Researchers in the Perelman School of Medicine at the University of Pennsylvania have identified a new therapeutic target for the treatment of melanoma. For decades, research has associated female sex and a history of previous pregnancy with better outcomes after a melanoma diagnosis. Now, a research team from Perelman School of Medicine at the University of Pennsylvania says it may have determined the reason for the melanoma-protective effect. The mechanism is related to a cellular protein called the G protein-coupled estrogen receptor (GPER). When GPER was activated and combined with anti PD-1inhibitor drugs in mouse cancer models, the therapy dramatically extended survival in all animals and completely eliminated the tumor in 50 percent of the mice. Researchers published their findings in the journal eLife today.
It’s been quite a year for scientist Marion Leary.
First, her startup ImmERge Labs spun out from Penn, kicking things off by landing the $50,000 first prize at the AppItUP Demo Day. Then, she scores Geek of the Year at the Philly Geek Awards. And now, her company was announced as one of seven tech startups joining the University City Science Center’s Digital Health Accelerator.
The woman on the treadmill next to you at the gym collapses. You rush to her side, but she’s not breathing and has no pulse. Do you know what to do next?
If not, virtual reality may be the key to saving her life.
Unlike a heart attack, which occurs when blood flow to the heart is blocked, sudden cardiac arrest (SCA) is triggered by electrical malfunction. It comes on suddenly and often without warning.
The heart stops beating. Blood can’t reach the brain, lungs, and other vital organs. The victim loses consciousness and, without treatment, will die within minutes.
American Crane recently had the opportunity to open their facility to the ImmERge Labs, an Upstart company spun out of the University of Pennsylvania, to introduce their employees to some of the newest and most innovative technology being applied in the medical field today.
After recently completing their official CPR certification training, American Crane’s employees had the chance to experience what would happen in a real life situation where they had to perform CPR through ImmERge Labs’ new CPR Virtual Teachable Moment℠ program.

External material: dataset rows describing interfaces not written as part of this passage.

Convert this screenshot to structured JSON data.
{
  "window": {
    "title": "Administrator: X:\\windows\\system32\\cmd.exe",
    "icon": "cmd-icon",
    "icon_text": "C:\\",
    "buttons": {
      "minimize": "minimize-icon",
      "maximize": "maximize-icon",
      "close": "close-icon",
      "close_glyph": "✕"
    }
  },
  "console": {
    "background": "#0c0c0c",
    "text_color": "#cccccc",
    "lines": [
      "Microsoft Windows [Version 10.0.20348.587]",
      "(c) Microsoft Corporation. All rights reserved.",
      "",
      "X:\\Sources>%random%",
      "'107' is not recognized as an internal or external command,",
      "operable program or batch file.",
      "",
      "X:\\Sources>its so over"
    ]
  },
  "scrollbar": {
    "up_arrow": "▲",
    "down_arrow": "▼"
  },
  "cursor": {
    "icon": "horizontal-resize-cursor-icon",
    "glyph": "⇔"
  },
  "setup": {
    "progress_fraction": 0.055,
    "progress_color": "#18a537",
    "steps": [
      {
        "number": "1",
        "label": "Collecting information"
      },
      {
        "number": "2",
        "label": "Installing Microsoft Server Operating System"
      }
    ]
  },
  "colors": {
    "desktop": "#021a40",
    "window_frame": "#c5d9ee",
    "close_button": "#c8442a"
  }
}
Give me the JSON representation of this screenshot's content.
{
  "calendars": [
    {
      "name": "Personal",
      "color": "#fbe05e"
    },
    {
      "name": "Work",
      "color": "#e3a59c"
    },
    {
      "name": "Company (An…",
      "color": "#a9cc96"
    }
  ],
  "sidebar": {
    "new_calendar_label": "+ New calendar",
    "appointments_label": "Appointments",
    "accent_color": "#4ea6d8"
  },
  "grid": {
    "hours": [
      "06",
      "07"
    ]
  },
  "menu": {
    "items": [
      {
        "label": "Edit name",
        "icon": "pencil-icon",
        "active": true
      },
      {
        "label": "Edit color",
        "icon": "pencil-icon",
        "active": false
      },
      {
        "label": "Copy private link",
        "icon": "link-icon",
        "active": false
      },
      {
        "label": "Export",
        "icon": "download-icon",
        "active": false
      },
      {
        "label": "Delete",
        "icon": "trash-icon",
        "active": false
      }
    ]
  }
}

Virtual reality has been a staple of science fiction ever since Stanley G. Weinbaum wrote about high-tech goggles in 1935’s Pygmalion’s Spectacles. Now that virtual reality has become actual reality, it’s slowly but surely revolutionizing the treatment of heart disease and stroke.
What Debra Travers really wanted to be was a marine biologist, until “I found out Jacques Cousteau wasn’t hiring.”
How she wound up as chief executive of PolyAurum LLC, a Philadelphia start-up developing biodegradable gold nanoparticles for treating cancerous tumors, involved a professional journey of more than 30 years in pharmaceutical and diagnostics industries, and a personal battle with the disease she’s now in business to defeat.
CARMA Therapeutics Inc., a biotechnology company developing cellular immunotherapies, co-founded by the University of Pennsylvania (Penn), announced today that it has closed an initial financing. The financing was co-led by AbbVie Ventures and HealthCap with participation by Grazia Equity and IP Group Inc. CARMA Therapeutics is building a pipeline of cancer programs using its proprietary CARMA platform, combining chimeric antigen receptor targeting with macrophages to tackle solid tumors. The proceeds will be used primarily to advance the development of its first product, CARMA-0508, an adoptive cellular immunotherapy using chimeric antigen receptor macrophages (CARMA) for the treatment of metastatic solid tumors. Specific terms of the financing transaction were not disclosed.
Earlier this month, the University of Pennsylvania’s Saar Gill turned up at ASCO to present new data demonstrating that a combination of Imbruvica with Novartis’ next-gen CAR-T CTL119 proved very effective in treating particularly lethal cases of chronic lymphocytic leukemia, wiping out all signs of the disease in 8 of 9 treatment-resistant patients enrolled in an exploratory study.
Are you prepared to save someone’s life if they suddenly collapse next to you on the street? ImmERge Labs already knows most people aren’t. Founded by University of Pennsylvania researcher Marion Leary — who heads up innovation research at Penn’s Center for Resuscitation Science, the startup is now out of stealth mode and hired Matt Grabowsky as its CEO.
Ostiio is a Philadelphia medical device startup that’s just a few months old but has big ambitions: improving the quality of life for children with craniofacial defects, such as craniosynostosis and defects in the midface or lower jaw. The company was part of an entourage of technology entrepreneurs from Philadelphia through the Penn Center for Innovation and Amplify Philly at the SXSW conference in Austin this week. Craniosynostosis is a condition in which one or more of the joints between an infant’s skull prematurely fuse before the brain is fully formed. The condition results in a misshapen head because the brain continues to grow, according to the Mayo Clinic’s website. It affects one in every 2,000 to 3,000 infants.